FLINT, MI — The city of Flint’s ban on a cost-effective tool and its method for finding lead water service pipes may mean it could run out of money before all its hazardous pipes are removed.
The price of digging up and burying a copper pipe increased from $285 to $3,513 after changes were made to the FAST Start replacement program in June. As a result, the city will pay millions of dollars in settlement funds reburying thousands of copper pipes.
In 2017, the city was given $97 million in a settlement after social groups like the Concerned Pastors for Social Change and the Natural Resources Defense Council demanded enough funding to replace the estimated 18,000 hazardous lead and galvanized steel pipes in Flint.
“The city’s illogical approach means that hundreds of lead and steel pipes will likely stay in the ground and in use, and Flint families will remain in harm’s way in the meantime,” said Cyndi Roper from the NRDC.
Rather than checking homes documented to have hazardous pipes first, the city wants to dig up pipes at all 25,800 homes with active water accounts at its own pace.
The city referred all questions about its methods to AECOM, a Los Angeles-based engineering firm contracted for $5 million to oversee FAST Start.
Alan Wong, Flint program manager for AECOM, testified the city doesn’t prioritize which homes are assigned to water piper replacement contractors at a Aug. 21 U.S. District Court hearing.
The city’s current method for finding hazardous pipes caused social groups to seek a court order to enforce the settlement’s central agreement — prioritizing the removal of lead pipes. The court hasn’t ruled on the request.
Factors like a list of homes with active water accounts, maps and historic water cards are used to assign 3,000 homes to each pipe-replacement contractor, Wong stated.
Over 140,000 historic water cards were discovered two years ago and over 95,000 of them were digitized free of charge by Captricity, a paper-to-digital processing company.
According to a city press release, of the 7,060 homes checked this year, 79 percent had pipes made of copper. The city will pay $19.4 million for digging up those copper pipes and reburying them.
A statistical analysis submitted to the court shows this year’s method finds lead at a worse rate than randomly picking a home for the work. The current method’s 21 percent success rate for finding lead contrasts with last year’s success rate of 80 percent.
Last year, FAST Start was able to replace about 6,200 hazardous water pipes and check over 8,000 homes.

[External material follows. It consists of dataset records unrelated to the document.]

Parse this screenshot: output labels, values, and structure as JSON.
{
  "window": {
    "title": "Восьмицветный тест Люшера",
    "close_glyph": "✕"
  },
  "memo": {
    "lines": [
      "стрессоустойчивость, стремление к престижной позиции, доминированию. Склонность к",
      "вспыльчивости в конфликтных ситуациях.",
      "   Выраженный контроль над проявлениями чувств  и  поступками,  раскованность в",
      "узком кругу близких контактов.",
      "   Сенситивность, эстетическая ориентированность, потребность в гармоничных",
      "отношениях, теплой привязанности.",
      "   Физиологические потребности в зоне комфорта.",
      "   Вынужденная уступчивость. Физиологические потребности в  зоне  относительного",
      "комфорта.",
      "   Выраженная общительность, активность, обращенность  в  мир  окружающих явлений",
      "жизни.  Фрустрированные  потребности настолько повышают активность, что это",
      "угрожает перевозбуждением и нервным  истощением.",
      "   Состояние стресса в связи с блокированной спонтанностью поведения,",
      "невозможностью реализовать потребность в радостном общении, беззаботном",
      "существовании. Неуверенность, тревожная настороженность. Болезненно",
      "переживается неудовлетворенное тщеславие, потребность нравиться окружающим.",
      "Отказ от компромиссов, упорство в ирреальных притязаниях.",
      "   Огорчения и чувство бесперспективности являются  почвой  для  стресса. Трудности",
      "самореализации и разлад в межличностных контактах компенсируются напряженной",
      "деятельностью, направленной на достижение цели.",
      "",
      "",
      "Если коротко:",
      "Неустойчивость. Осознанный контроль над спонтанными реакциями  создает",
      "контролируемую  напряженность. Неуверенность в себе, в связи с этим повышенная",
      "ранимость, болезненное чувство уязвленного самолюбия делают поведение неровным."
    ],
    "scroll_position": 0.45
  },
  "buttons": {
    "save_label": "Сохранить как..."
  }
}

This was done by utilizing a computer model built by researchers to plan which homes had a higher risk of having lead pipes and should be checked first.
The model estimates that more than half of the remaining 9,157 digs required by the settlement will uncover hazardous pipes.
AECOM isn’t using the computer model to find these lead or steel pipes because the model has a 94 percent success rate, Wong said.
In 2016, retired Michigan National Guard Gen. Michael McDaniel was assigned to manage FAST Start and the city was mandated to find and replace all its lead or galvanized water service pipes.
It was a daunting task because funding or a reliable record of the city’s water system wasn’t available, McDaniel said.
“It was like looking for a black cat, in a dark room, in the middle of the night,” McDaniel said. “Where do we start?”
After learning about Flint’s problem, researchers Eric Schwartz from the University of Michigan and Jacob Abernethy from Georgia Tech worked free of charge and built a computer model that predicts what materials a home’s water service pipes are made of.